### DIRECTIONS
Look through the data below. Pick out the lines holding the string "crystal".

### SUPPLIED RECORDS
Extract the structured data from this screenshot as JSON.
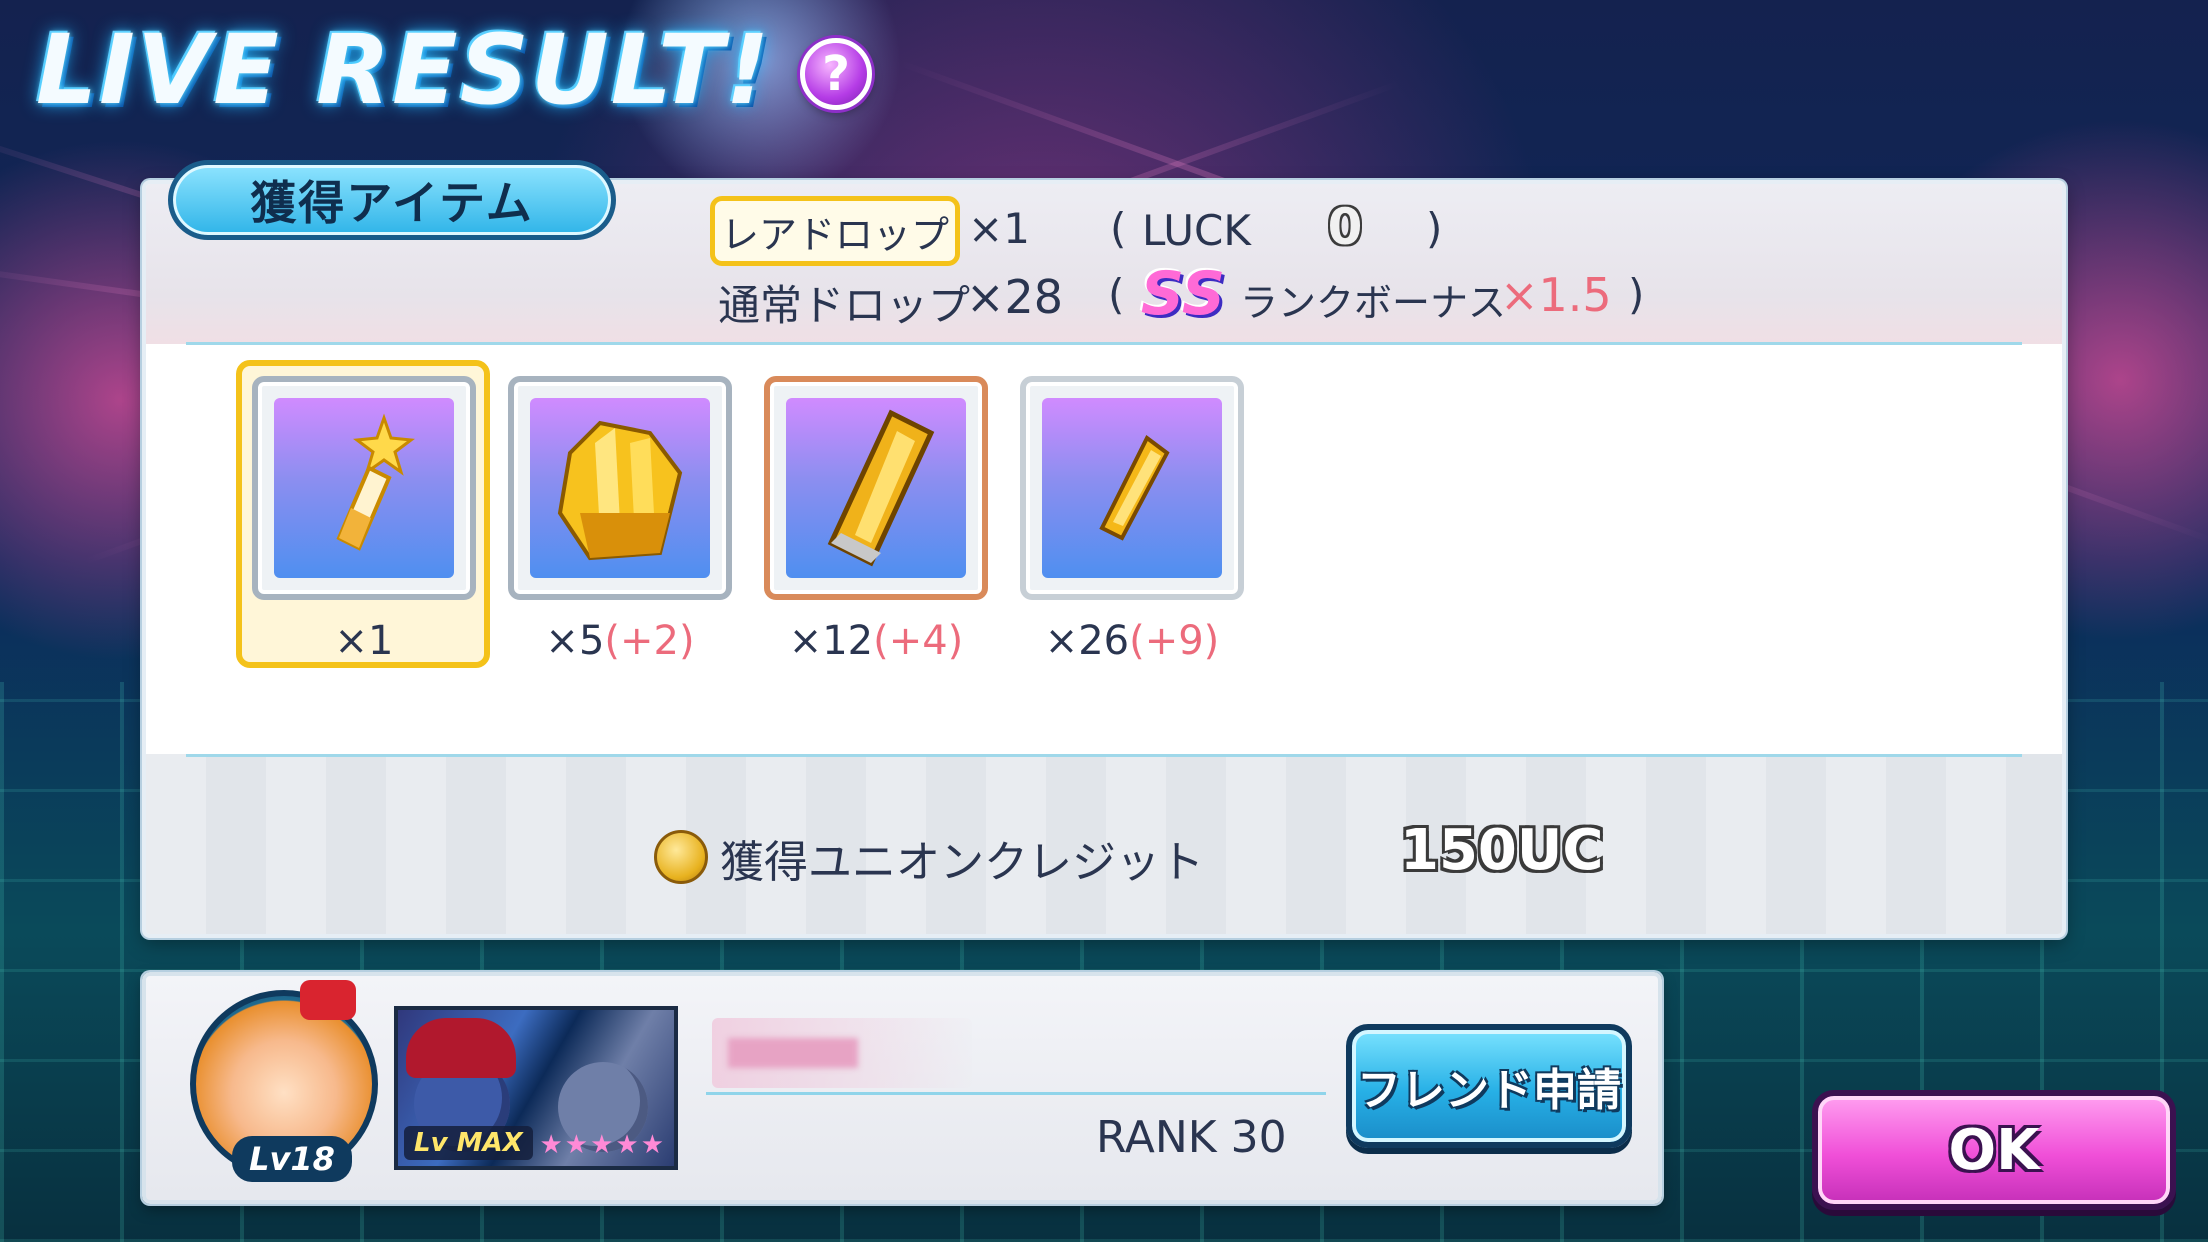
{
  "header": {
    "title": "LIVE RESULT!",
    "help_icon": "?"
  },
  "result": {
    "section_label": "獲得アイテム",
    "rare_drop_label": "レアドロップ",
    "rare_drop_count": "×1",
    "luck_open": "(",
    "luck_label": "LUCK",
    "luck_value": "0",
    "luck_close": ")",
    "normal_drop_label": "通常ドロップ",
    "normal_drop_count": "×28",
    "bonus_open": "(",
    "rank_badge": "SS",
    "bonus_label": "ランクボーナス",
    "bonus_multiplier": "×1.5",
    "bonus_close": ")",
    "items": [
      {
        "icon": "star-crystal-icon",
        "count": "×1",
        "bonus": ""
      },
      {
        "icon": "gold-crystal-cluster-icon",
        "count": "×5",
        "bonus": "(+2)"
      },
      {
        "icon": "gold-crystal-large-icon",
        "count": "×12",
        "bonus": "(+4)"
      },
      {
        "icon": "gold-crystal-shard-icon",
        "count": "×26",
        "bonus": "(+9)"
      }
    ],
    "uc_label": "獲得ユニオンクレジット",
    "uc_value": "150UC"
  },
  "friend": {
    "avatar_level": "Lv18",
    "card_level": "Lv MAX",
    "card_stars": "★★★★★",
    "rank": "RANK 30",
    "friend_button": "フレンド申請"
  },
  "ok_button": "OK",
  "colors": {
    "accent_blue": "#27b0e6",
    "accent_pink": "#f04fd8",
    "rare_gold": "#f4c21a",
    "bonus_red": "#ec6b7c"
  }
}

### EXERCISE RESULT
        "icon": "star-crystal-icon",
        "icon": "gold-crystal-cluster-icon",
        "icon": "gold-crystal-large-icon",
        "icon": "gold-crystal-shard-icon",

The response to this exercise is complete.